» **Exercise materials**
*** Begin section ***

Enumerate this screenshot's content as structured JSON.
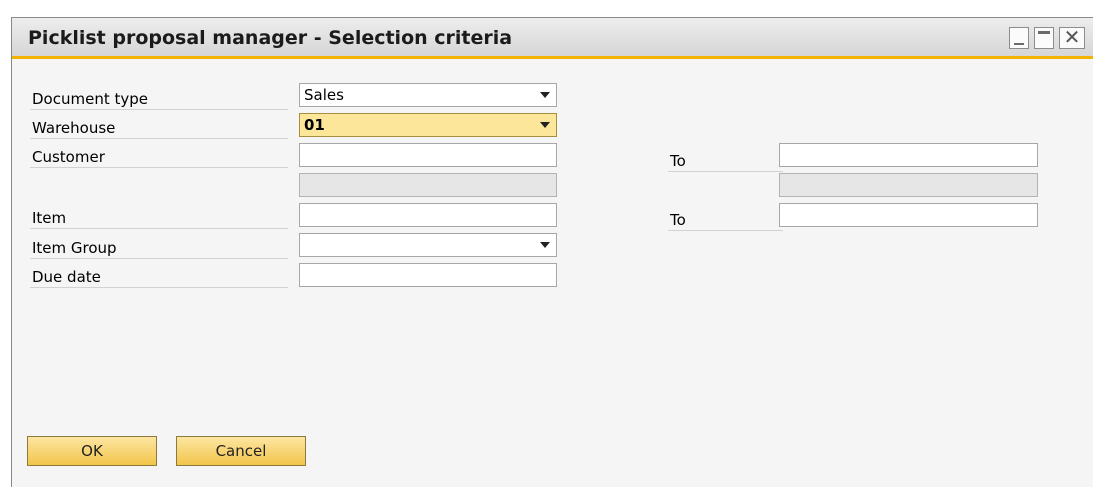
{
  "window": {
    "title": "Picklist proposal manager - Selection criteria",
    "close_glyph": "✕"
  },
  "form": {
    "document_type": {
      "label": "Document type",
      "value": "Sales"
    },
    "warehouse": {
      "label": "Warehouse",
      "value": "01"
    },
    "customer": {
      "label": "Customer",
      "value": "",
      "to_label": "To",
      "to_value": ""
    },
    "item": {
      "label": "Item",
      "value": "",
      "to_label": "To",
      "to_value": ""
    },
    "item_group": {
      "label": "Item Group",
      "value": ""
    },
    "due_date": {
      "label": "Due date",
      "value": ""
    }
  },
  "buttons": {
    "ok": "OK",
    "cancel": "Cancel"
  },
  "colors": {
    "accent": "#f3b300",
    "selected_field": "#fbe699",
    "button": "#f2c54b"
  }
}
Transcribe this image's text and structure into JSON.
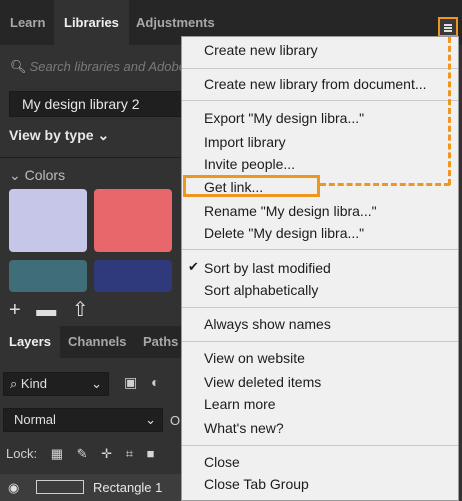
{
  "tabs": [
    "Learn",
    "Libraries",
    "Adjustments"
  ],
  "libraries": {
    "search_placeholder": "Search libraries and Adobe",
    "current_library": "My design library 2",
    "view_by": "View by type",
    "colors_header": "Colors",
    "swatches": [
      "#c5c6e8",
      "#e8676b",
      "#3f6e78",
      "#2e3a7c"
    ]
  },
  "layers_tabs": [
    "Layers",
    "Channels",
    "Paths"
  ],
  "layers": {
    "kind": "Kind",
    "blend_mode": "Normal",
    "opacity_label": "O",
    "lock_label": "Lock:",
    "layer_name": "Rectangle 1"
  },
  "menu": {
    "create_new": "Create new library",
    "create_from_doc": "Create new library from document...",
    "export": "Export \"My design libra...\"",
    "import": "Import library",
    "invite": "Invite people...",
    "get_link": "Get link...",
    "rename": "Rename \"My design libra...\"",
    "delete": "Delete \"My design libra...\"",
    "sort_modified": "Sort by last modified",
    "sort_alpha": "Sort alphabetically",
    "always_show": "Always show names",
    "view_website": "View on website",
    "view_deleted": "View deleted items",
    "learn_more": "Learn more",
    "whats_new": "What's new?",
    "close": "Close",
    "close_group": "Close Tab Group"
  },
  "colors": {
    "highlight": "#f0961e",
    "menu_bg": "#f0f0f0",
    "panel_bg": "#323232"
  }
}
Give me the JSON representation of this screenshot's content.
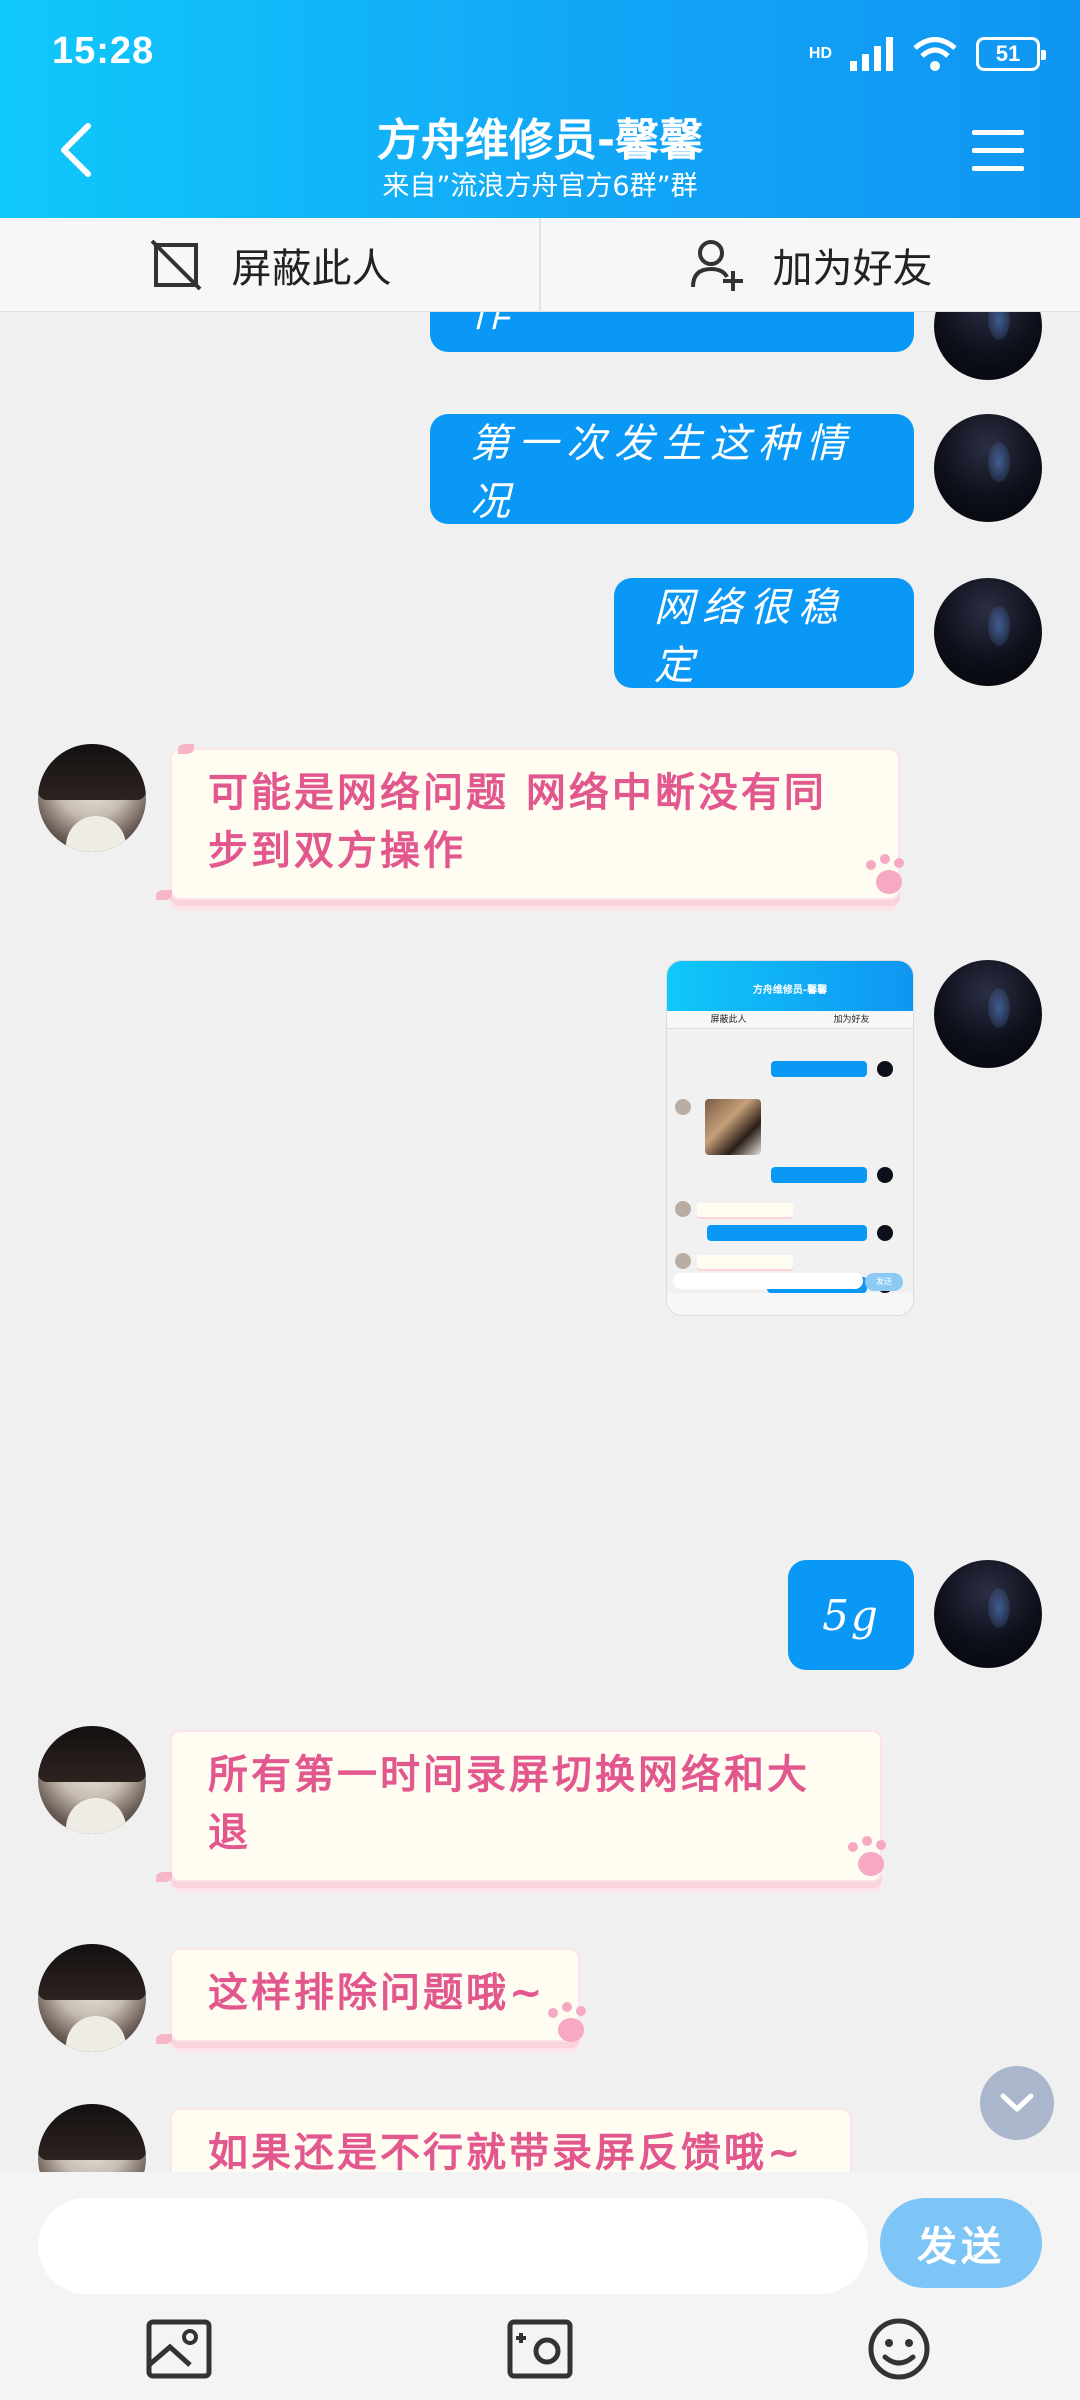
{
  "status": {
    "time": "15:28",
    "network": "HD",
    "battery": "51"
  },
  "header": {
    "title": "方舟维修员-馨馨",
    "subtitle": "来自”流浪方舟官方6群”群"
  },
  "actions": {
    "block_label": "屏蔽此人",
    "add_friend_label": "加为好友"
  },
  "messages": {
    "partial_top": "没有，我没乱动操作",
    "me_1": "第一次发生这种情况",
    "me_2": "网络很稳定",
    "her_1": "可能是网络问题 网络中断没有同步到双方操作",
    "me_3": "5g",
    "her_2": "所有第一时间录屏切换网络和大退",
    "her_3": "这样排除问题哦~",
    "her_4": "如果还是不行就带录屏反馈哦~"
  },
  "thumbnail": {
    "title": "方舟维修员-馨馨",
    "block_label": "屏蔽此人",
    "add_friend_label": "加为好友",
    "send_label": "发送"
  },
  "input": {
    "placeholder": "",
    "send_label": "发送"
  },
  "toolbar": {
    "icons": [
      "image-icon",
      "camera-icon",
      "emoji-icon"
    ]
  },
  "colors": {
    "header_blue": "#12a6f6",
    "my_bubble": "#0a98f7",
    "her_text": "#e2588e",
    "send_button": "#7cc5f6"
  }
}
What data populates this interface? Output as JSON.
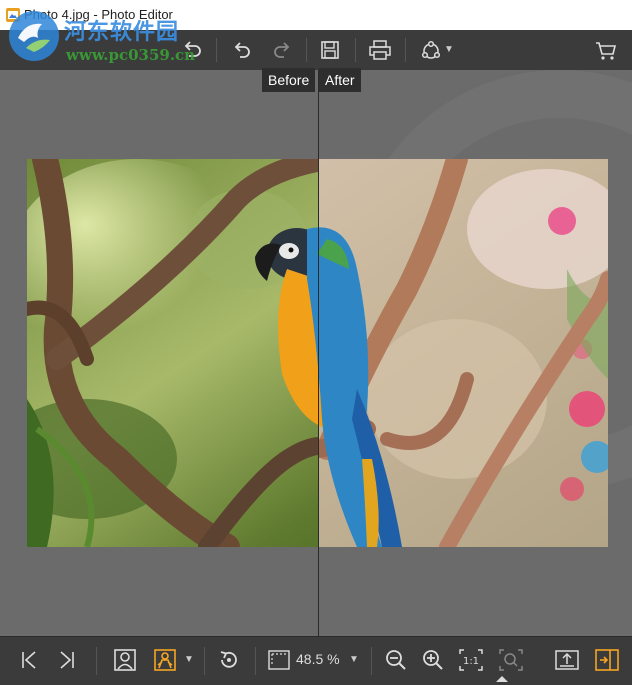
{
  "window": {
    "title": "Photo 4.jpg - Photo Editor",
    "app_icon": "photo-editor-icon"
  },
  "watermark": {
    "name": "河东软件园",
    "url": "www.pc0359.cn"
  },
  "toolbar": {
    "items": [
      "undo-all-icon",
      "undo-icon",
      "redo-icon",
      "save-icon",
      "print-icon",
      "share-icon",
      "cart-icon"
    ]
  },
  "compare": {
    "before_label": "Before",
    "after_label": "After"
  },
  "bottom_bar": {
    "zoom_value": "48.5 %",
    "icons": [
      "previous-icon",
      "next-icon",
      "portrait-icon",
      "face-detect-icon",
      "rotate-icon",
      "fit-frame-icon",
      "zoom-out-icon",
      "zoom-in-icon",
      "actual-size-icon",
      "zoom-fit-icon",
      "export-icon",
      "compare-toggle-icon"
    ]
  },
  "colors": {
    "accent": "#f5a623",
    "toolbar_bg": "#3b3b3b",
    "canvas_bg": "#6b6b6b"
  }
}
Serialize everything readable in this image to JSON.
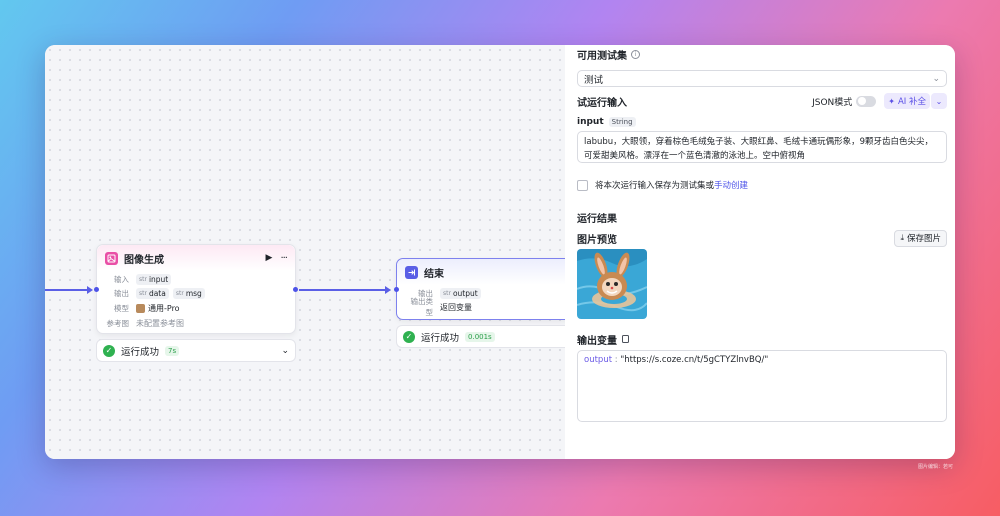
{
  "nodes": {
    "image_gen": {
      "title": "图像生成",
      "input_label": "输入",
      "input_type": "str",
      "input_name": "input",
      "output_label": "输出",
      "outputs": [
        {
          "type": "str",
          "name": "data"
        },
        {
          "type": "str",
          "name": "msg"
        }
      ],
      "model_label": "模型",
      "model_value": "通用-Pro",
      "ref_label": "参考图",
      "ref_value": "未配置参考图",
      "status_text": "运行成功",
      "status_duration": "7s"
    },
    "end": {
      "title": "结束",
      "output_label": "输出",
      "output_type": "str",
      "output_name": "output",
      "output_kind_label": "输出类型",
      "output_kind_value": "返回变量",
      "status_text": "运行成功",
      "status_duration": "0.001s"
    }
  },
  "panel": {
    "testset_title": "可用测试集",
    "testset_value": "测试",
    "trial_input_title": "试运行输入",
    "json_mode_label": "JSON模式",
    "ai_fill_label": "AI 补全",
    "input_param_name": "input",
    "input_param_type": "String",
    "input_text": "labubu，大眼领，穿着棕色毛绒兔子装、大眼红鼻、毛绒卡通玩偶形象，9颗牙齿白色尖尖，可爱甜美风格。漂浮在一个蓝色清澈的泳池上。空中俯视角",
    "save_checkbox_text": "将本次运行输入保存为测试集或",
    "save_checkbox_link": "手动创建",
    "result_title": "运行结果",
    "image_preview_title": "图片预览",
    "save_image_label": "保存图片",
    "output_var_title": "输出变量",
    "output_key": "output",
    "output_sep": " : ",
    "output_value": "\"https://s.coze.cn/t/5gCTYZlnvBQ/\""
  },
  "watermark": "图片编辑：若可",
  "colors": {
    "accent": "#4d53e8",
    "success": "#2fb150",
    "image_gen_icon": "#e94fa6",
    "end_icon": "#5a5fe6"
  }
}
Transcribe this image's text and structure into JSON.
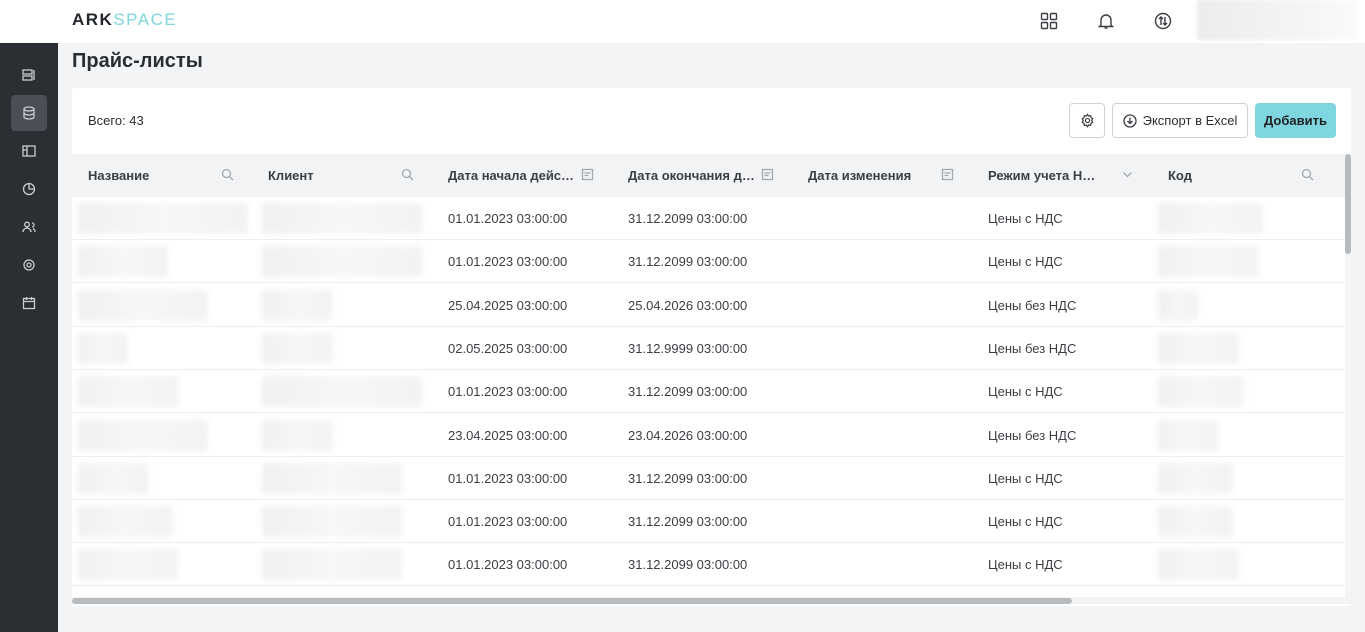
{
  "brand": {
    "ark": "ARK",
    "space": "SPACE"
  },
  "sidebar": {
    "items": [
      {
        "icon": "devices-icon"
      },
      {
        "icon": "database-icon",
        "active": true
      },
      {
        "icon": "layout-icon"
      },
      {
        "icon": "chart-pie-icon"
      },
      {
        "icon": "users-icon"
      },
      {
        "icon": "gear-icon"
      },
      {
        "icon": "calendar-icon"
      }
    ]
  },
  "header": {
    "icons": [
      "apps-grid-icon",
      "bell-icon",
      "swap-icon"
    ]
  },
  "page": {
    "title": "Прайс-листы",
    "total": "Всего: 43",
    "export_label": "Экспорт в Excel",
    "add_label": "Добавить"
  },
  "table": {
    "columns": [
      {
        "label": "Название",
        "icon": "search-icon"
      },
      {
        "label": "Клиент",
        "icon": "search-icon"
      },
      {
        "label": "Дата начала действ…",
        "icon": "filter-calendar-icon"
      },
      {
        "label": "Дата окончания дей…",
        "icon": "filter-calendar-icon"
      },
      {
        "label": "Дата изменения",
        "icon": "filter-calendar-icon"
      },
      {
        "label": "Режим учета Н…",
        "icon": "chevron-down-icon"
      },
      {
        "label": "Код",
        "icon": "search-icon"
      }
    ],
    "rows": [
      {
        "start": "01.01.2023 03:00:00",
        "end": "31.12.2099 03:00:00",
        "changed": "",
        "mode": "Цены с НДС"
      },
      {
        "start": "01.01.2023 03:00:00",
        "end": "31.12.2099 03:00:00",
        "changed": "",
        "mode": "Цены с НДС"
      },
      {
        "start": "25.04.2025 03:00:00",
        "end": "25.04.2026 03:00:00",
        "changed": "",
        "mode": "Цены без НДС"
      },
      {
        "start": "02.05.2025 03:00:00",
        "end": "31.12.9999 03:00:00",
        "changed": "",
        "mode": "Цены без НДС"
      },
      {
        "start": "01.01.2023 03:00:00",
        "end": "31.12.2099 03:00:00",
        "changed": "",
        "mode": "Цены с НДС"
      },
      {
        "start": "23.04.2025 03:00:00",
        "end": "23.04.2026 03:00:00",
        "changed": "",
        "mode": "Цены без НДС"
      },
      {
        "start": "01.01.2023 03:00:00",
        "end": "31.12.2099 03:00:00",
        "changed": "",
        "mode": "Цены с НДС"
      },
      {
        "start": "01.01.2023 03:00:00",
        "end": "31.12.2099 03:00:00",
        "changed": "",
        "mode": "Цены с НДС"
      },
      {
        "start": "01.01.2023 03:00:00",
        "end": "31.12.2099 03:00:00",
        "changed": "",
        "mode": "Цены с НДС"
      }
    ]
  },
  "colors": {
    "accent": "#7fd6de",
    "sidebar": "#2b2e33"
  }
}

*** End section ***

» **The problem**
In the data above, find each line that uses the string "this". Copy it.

» **Expected answer**
Enumerate this screenshot's content as structured JSON.
Transcribe this image's text and structure into JSON.
Give me the JSON representation of this screenshot's content.
What data populates this interface? Output as JSON.
Serialize everything readable in this image to JSON.
Transcribe this image's text and structure into JSON.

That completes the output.